Riad Kahwaji, analyst at Institute for Near East & Gulf Military Analysis, said Bahrain could make use of special operations and infantry but that force may complicate matters.
“We have lessons learned from Tunisia and Egypt about the use of force. This is not the sort of conflict where use of force brings progress. This is the sort of conflict where you need to engage with openmindness via dialogue,” he told Reuters.
In a sign talks may begin soon, Wefaq said the opposition had met the crown prince to discuss a mechanism for dialogue.
Sheikh Salman al-Khalifa offered assurances on Sunday talks would address key opposition demands including giving parliament more power and reforming government and electoral districts.
Even if talks are successful, however, the opposition is increasingly split and hardline groups may keep up protests.
Wefaq is calling for a new government and a constitutional monarchy that vests the judicial, executive and legislative authority with the people. A coalition of much smaller Shi’ite groups are calling for the overthrow of the monarchy — demands that scare Sunnis who fear this would benefit Iran.
“Military intervention from GCC countries means the situation is increasingly untenable for the regime.
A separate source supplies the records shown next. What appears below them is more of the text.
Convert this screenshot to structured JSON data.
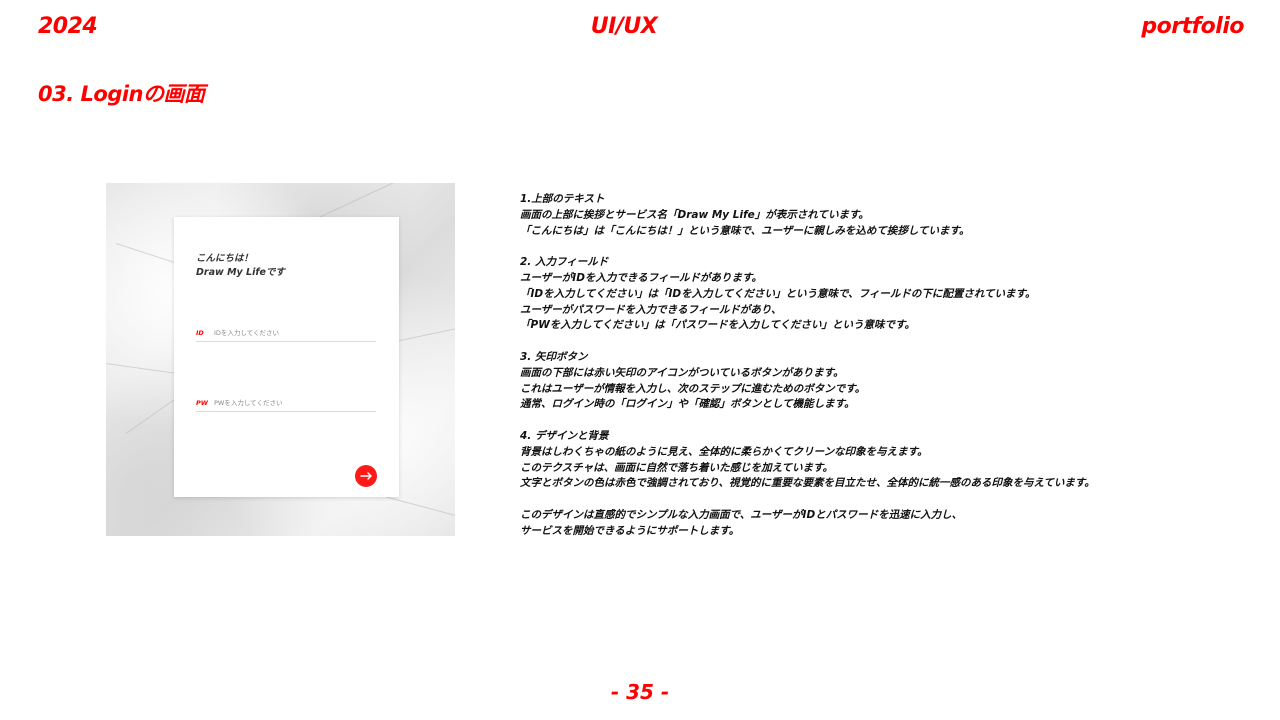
{
  "header": {
    "year": "2024",
    "category": "UI/UX",
    "label": "portfolio"
  },
  "section_title": "03. Loginの画面",
  "mockup": {
    "greeting_line1": "こんにちは！",
    "greeting_line2": "Draw My Lifeです",
    "id_label": "ID",
    "id_placeholder": "IDを入力してください",
    "pw_label": "PW",
    "pw_placeholder": "PWを入力してください",
    "submit_icon": "arrow-right-icon",
    "accent_color": "#ff1a1a"
  },
  "description": {
    "block1": [
      "1.上部のテキスト",
      "画面の上部に挨拶とサービス名「Draw My Life」が表示されています。",
      "「こんにちは」は「こんにちは！」という意味で、ユーザーに親しみを込めて挨拶しています。"
    ],
    "block2": [
      "2. 入力フィールド",
      "ユーザーがIDを入力できるフィールドがあります。",
      "「IDを入力してください」は「IDを入力してください」という意味で、フィールドの下に配置されています。",
      "ユーザーがパスワードを入力できるフィールドがあり、",
      "「PWを入力してください」は「パスワードを入力してください」という意味です。"
    ],
    "block3": [
      "3. 矢印ボタン",
      "画面の下部には赤い矢印のアイコンがついているボタンがあります。",
      "これはユーザーが情報を入力し、次のステップに進むためのボタンです。",
      "通常、ログイン時の「ログイン」や「確認」ボタンとして機能します。"
    ],
    "block4": [
      "4. デザインと背景",
      "背景はしわくちゃの紙のように見え、全体的に柔らかくてクリーンな印象を与えます。",
      "このテクスチャは、画面に自然で落ち着いた感じを加えています。",
      "文字とボタンの色は赤色で強調されており、視覚的に重要な要素を目立たせ、全体的に統一感のある印象を与えています。"
    ],
    "block5": [
      "このデザインは直感的でシンプルな入力画面で、ユーザーがIDとパスワードを迅速に入力し、",
      "サービスを開始できるようにサポートします。"
    ]
  },
  "page_number": "- 35 -",
  "colors": {
    "accent": "#ff0000",
    "text": "#111111"
  }
}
The paradox the Bahraini regime faces is that it cannot contain the unrest while trying to kick off talks,” consultancy Stratfor said.
“Wefaq... risks losing ground against hardliners if it appears too close to the regime while Shi’ite protesters are beaten by the police.”
Additional reporting by Andrew Hammond in Dubai, Ulf Laessing in Riyadh, Peter Apps in London and Andrew Quinn in Washington; editing by Ralph Boulton